How Should I Care for a Stunned Bird After It Flies Into a Window?

Stunned bewicks wren sitting on a rail with its mouth open

Larry Miller / Flickr / CC BY-SA 2.0

Q: Last year, I had a lot more bird activity and a couple of avian fatalities when birds careened into my windows. (My cats got to them before I could.) I’d really like to avoid any losses of life when the birds return this spring, but I’m unsure of the protocol when it comes to caring for a stunned bird. What exactly should I do to help them get their bearings and take flight again?

A: You must be putting out some darn tasty birdseed and have some alluring shrubbery and trees out back for the birds to feel so welcome around your home.

The downside, as you point out, to having a bird-attractive backyard is that there’s a greater chance that these winged visitors will fly straight into the windows of your home. According to the Bird Conservation Network, more than 100 million North American birds die each year from window collisions. Even outside of spring mating season when birds are more likely to be confused/distracted, bird collisions are extremely common simply because birds do not recognize glass as a barrier. Ornithologist Daniel Klem of Muhlenberg College tells National Public Radio: "It's a very common phenomenon. Birds are deceived. They just don't see glass as a barrier and this is a problem for them."

So here’s what you should do in the event that you hear that distinctive thump against a window and go outside to find a stunned bird. Observe the bird for a few minutes. Often, stunned birds with no physical injuries like broken wings can recover quickly from a window collision without any human assistance other than a watchful eye to make sure no potential predators (e.g. your cats) swoop in for a quick lunch.

If the bird remains inactive after five minutes or so, pick it up carefully — carefully being the operative word here — keeping it upright so it can breathe and not restraining it. You can don a pair of gloves if you see fit. Place the bird in a box with a lid (shoeboxes work fine) lined with paper towels or a soft cloth. Poke a few holes in the box large enough to allow for some ventilation. I’d keep a couple of dedicated traumatized bird “rehab boxes” at the ready.
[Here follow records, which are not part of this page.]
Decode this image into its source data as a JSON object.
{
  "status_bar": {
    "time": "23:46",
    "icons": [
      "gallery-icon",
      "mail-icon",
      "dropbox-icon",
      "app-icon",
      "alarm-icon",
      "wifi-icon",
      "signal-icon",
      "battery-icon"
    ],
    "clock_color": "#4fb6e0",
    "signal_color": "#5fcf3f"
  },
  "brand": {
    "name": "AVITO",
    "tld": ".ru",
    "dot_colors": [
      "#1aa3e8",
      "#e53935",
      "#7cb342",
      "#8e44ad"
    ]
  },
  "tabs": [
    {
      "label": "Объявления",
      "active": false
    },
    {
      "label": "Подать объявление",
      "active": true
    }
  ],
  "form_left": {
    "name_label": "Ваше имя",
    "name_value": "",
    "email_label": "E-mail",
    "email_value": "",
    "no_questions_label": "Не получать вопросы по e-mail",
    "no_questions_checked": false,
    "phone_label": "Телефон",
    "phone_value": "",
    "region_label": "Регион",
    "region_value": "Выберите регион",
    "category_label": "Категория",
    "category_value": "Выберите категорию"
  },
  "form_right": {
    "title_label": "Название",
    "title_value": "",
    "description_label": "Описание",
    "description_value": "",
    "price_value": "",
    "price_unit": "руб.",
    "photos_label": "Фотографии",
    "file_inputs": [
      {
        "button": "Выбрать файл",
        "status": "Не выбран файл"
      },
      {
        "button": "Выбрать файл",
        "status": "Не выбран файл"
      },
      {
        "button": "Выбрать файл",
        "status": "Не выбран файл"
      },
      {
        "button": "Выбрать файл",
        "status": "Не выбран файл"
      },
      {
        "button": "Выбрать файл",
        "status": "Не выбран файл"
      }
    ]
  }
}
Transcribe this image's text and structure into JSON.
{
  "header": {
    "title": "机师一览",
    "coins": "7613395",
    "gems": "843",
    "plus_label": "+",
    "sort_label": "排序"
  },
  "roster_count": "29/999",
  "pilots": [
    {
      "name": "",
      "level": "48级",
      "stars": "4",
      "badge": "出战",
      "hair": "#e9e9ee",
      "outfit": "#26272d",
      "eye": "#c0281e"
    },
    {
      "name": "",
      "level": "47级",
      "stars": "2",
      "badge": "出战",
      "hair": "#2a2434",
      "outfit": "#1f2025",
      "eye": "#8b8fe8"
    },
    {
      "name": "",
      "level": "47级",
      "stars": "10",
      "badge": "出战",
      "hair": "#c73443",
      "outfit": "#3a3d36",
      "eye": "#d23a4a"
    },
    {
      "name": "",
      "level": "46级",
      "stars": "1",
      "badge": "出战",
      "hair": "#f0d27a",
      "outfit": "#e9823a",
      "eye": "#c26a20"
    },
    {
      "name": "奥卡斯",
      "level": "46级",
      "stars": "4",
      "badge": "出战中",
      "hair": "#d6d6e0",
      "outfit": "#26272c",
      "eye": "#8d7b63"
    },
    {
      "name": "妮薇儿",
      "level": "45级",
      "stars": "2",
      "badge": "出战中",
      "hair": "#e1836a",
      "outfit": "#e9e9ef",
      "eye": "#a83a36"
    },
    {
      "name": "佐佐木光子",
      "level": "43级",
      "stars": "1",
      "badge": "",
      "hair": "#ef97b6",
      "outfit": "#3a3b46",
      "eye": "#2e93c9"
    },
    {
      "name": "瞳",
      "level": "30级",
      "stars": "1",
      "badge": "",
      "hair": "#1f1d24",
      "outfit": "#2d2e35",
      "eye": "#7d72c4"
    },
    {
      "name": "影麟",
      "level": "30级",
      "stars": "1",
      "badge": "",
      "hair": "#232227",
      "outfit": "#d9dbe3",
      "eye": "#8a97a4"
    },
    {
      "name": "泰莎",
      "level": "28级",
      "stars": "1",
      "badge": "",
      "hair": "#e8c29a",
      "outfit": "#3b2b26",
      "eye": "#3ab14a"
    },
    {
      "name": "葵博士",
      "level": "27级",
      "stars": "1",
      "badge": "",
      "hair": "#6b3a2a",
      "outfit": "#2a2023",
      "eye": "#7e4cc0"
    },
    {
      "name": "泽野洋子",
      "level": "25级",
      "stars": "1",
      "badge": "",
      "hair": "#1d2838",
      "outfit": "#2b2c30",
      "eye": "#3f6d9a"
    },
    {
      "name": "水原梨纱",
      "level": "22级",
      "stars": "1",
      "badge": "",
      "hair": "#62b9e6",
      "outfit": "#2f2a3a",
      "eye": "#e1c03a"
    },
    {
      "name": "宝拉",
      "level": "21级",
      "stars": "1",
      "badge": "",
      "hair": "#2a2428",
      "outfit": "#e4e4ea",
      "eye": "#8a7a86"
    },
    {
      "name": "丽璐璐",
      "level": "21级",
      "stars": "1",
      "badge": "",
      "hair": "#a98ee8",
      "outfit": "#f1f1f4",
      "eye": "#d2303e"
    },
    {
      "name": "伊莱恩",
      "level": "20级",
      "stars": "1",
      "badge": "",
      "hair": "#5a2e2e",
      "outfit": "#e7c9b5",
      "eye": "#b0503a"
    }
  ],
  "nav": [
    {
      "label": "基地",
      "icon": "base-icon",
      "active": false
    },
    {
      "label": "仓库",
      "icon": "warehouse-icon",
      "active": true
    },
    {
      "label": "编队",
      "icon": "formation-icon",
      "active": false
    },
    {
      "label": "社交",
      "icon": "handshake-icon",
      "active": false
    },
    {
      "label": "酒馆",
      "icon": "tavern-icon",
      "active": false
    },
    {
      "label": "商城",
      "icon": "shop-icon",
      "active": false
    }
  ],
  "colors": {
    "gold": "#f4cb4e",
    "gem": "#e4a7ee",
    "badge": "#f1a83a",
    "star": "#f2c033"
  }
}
Next, place the box in a warm, dark and secure (read: cat-free) area of your home where the bird will be able to “reboot” in peace and quiet. According to Wild Bird Watching, when a stunned bird is removed from all stimuli there’s a greater chance it will heal from a potentially fatal concussion. Do not try to feed the bird, give it water or play the role of doting bird nurse. Just let it be.

After an hour or two, take the box outside, staying as far away as possible from your home or other structures. Open the box/bag and hopefully the bird will fly off, craning its neck to give you an appreciative, midair wink as it rejoins its buddies. You may need to pick the bird up once again to help it achieve takeoff.

This is the best-case scenario. If the bird is still in a vegetative state or seems worse off than when you first found it, close the box back up, take it back inside to a safe place and contact your local licensed bird or wildlife rehabilitation center for further instruction.

If the area around your home proves to be a bird magnet again this spring, I’d also take some preventive measures. Sure, it’s great to know how to take care of a stunned bird, but you should probably collision-proof your home. The National Audubon Society offers an authoritative list of things you can do including strategic bird feeder placement, installing window decals and drawing your curtains or blinds.

Hope this helps. Happy bird watching this spring!